Planning and managing a meeting outside the U.S. can be complicated. There are 196 countries and more than 6,000 spoken languages around the world. Let’s not forget the cultural and business differences, varying taxes and border entry requirements to manage as well.
Although faced with these challenges, many companies and organizations are continuing to hold international meetings because they understand the importance of face-to-face communications.
Staying on budget and ensuring an effective, well-managed and organized event are not mutually exclusive. Utilizing your domestic resources that have international knowhow can prove invaluable and a time saver.
Remember these few steps when preparing for an international event and you will be well on your way to success.
Gain a clear understanding of what the meeting is about, who will be attending and your budget. Based on these findings, you will have an understanding of where you should start looking for your site and if services like translation and transcription are necessary.
Start contacting your resources. Both external and internal contacts can and will be a huge resource for you. These could be employees who currently reside in the site country, destination management companies, and international AV production companies.
Don’t forget about our international not-for-profit organizations as well like the Professional Convention Management Association and Meeting Professionals International.
This stage is key. When communicating with foreign services (i.e. hotels, catering, logistics companies, etc.), use clear spoken language and avoid jargon, sports analogies or slang phrases that may be confused or be taken literally by your international contact. Also consider local customs and traditions when planning your event. For example in China, a coffee break isn't just a coffee break.
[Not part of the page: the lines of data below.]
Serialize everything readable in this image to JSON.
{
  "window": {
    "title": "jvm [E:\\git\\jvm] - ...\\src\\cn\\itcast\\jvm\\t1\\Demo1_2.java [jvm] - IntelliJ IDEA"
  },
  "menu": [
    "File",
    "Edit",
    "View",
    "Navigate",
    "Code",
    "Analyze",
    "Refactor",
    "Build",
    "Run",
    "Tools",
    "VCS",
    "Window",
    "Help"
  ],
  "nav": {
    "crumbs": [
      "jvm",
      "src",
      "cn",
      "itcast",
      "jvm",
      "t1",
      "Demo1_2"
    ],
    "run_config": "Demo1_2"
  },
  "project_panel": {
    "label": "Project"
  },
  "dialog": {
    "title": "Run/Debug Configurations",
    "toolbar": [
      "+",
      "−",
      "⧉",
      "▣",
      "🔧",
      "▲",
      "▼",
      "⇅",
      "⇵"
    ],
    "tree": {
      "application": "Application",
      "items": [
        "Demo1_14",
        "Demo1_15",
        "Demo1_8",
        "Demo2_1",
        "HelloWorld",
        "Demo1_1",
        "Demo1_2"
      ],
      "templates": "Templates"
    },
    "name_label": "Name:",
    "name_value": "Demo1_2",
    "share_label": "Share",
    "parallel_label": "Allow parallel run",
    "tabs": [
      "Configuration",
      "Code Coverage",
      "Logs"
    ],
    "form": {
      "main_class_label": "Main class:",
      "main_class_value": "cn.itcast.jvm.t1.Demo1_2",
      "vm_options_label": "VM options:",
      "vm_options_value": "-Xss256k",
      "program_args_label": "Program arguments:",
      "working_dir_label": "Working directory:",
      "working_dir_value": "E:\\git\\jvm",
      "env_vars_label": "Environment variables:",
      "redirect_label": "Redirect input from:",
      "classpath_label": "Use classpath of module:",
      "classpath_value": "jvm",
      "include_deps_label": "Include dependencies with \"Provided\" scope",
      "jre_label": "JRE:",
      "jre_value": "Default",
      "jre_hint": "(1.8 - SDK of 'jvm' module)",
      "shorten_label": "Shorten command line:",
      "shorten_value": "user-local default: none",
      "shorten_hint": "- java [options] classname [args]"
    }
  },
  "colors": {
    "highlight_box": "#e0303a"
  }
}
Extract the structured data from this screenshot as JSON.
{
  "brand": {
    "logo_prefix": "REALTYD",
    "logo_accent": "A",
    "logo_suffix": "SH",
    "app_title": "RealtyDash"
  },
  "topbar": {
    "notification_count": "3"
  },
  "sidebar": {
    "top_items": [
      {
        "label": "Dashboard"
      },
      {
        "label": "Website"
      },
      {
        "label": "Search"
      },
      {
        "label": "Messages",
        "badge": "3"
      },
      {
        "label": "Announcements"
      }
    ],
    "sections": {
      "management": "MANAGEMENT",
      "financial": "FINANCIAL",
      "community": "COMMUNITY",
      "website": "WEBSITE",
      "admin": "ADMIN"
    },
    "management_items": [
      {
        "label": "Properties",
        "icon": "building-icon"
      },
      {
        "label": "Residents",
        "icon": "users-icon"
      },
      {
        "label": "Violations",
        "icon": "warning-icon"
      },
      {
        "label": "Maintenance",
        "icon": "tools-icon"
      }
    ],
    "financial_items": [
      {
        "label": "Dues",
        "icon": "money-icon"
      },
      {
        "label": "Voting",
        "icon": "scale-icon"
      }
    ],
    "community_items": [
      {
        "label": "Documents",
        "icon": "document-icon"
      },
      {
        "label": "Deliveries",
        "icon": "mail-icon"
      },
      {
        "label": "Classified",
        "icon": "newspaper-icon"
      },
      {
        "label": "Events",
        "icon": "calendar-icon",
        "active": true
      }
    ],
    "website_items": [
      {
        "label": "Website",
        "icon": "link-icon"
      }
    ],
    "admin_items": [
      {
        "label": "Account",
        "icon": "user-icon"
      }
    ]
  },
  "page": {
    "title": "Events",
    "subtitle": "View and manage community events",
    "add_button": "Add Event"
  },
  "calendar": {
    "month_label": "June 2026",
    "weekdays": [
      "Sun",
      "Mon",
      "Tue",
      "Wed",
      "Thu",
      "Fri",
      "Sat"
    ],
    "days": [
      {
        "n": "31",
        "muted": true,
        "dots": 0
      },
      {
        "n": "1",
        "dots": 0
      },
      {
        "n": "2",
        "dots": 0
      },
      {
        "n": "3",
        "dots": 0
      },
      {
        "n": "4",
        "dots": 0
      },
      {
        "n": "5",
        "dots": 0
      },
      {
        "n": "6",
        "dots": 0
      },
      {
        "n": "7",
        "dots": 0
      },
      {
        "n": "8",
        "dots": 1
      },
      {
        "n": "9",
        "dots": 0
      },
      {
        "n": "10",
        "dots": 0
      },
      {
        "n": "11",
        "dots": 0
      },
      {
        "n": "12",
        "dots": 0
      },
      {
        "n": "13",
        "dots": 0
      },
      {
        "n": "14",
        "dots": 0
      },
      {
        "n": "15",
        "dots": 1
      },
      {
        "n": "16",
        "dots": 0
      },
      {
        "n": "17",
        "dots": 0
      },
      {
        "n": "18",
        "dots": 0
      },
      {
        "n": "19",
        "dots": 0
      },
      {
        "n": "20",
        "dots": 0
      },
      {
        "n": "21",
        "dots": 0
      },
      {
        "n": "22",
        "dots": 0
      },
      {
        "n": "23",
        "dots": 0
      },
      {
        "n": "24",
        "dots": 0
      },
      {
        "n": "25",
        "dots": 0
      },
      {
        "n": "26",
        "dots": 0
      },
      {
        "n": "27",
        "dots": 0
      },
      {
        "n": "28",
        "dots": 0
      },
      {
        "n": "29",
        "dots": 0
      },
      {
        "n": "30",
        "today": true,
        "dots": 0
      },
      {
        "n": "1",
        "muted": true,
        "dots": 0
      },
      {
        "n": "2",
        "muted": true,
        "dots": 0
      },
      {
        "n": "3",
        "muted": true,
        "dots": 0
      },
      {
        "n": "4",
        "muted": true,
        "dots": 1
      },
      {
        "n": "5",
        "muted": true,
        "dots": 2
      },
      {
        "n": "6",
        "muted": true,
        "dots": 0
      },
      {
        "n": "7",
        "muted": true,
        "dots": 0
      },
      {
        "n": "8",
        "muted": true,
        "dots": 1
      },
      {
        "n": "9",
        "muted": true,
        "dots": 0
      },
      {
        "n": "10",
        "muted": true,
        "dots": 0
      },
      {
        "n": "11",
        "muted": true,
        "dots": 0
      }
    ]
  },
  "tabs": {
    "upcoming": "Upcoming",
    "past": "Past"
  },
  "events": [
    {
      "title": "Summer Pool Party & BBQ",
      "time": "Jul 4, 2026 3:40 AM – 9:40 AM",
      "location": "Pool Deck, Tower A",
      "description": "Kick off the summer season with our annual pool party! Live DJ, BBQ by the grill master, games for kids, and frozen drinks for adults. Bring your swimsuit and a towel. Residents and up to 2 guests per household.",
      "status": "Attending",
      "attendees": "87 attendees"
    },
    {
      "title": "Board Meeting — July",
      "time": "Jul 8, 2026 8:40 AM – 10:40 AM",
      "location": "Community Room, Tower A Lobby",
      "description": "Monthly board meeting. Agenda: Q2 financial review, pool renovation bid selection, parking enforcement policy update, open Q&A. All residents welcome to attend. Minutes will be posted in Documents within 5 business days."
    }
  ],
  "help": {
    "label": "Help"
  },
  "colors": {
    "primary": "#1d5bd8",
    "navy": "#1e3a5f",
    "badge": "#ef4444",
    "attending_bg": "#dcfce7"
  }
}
A coffee break in China typically also includes fresh fruit, dim sum, water chestnut cakes, coconut snowballs, thousand-layer sweet cake, and tea.
International negotiating is just that, negotiating. It is a give and take process and you must have your details in check. The better prepared you are the smoother the negotiating process will go. The process will be different depending on your location. For example in India, you may receive an inflated hotel room rate and be scared off by the cost. However, the hotel is expecting you to negotiate the price, which typically decreases from the initial quoted rate.
When it comes to customer relationships, the ability to build lasting relationships across borders and countries is absolutely critical. If you want to succeed you must be able to meet, in person, no matter where you are in the world. If you think about the cost of losing business and what it will cost to replace it, the cost of an international meeting is easy to manage.